● Input
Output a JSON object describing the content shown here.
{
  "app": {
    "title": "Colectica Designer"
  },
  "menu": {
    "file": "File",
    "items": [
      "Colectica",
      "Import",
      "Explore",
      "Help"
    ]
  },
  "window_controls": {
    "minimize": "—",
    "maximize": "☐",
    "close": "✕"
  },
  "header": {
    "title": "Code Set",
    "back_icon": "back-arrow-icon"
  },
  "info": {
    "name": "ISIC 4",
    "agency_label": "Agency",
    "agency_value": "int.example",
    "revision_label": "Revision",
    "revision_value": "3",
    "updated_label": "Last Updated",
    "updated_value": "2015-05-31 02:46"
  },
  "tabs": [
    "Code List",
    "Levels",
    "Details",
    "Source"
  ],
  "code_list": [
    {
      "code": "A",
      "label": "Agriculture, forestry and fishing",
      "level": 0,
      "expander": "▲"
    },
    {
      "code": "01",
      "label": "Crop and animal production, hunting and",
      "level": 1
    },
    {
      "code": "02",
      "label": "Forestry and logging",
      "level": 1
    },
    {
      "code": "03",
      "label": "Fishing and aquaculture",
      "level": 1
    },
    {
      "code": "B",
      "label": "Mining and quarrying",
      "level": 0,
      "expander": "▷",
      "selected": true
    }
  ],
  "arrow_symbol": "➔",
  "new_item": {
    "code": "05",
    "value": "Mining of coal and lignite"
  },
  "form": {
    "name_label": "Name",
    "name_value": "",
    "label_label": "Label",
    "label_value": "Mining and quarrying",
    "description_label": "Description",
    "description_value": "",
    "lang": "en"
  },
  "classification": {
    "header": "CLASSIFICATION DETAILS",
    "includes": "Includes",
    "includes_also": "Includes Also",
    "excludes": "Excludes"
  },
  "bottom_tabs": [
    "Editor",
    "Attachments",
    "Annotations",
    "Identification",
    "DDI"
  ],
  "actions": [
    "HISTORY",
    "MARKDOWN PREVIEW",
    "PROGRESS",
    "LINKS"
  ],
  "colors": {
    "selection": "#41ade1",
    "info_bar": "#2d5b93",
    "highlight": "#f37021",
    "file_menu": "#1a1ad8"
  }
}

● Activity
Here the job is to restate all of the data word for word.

● Answer space
Output a JSON object describing the content shown here.
{
  "app": {
    "title": "Colectica Designer"
  },
  "menu": {
    "file": "File",
    "items": [
      "Colectica",
      "Import",
      "Explore",
      "Help"
    ]
  },
  "window_controls": {
    "minimize": "—",
    "maximize": "☐",
    "close": "✕"
  },
  "header": {
    "title": "Code Set",
    "back_icon": "back-arrow-icon"
  },
  "info": {
    "name": "ISIC 4",
    "agency_label": "Agency",
    "agency_value": "int.example",
    "revision_label": "Revision",
    "revision_value": "3",
    "updated_label": "Last Updated",
    "updated_value": "2015-05-31 02:46"
  },
  "tabs": [
    "Code List",
    "Levels",
    "Details",
    "Source"
  ],
  "code_list": [
    {
      "code": "A",
      "label": "Agriculture, forestry and fishing",
      "level": 0,
      "expander": "▲"
    },
    {
      "code": "01",
      "label": "Crop and animal production, hunting and",
      "level": 1
    },
    {
      "code": "02",
      "label": "Forestry and logging",
      "level": 1
    },
    {
      "code": "03",
      "label": "Fishing and aquaculture",
      "level": 1
    },
    {
      "code": "B",
      "label": "Mining and quarrying",
      "level": 0,
      "expander": "▷",
      "selected": true
    }
  ],
  "arrow_symbol": "➔",
  "new_item": {
    "code": "05",
    "value": "Mining of coal and lignite"
  },
  "form": {
    "name_label": "Name",
    "name_value": "",
    "label_label": "Label",
    "label_value": "Mining and quarrying",
    "description_label": "Description",
    "description_value": "",
    "lang": "en"
  },
  "classification": {
    "header": "CLASSIFICATION DETAILS",
    "includes": "Includes",
    "includes_also": "Includes Also",
    "excludes": "Excludes"
  },
  "bottom_tabs": [
    "Editor",
    "Attachments",
    "Annotations",
    "Identification",
    "DDI"
  ],
  "actions": [
    "HISTORY",
    "MARKDOWN PREVIEW",
    "PROGRESS",
    "LINKS"
  ],
  "colors": {
    "selection": "#41ade1",
    "info_bar": "#2d5b93",
    "highlight": "#f37021",
    "file_menu": "#1a1ad8"
  }
}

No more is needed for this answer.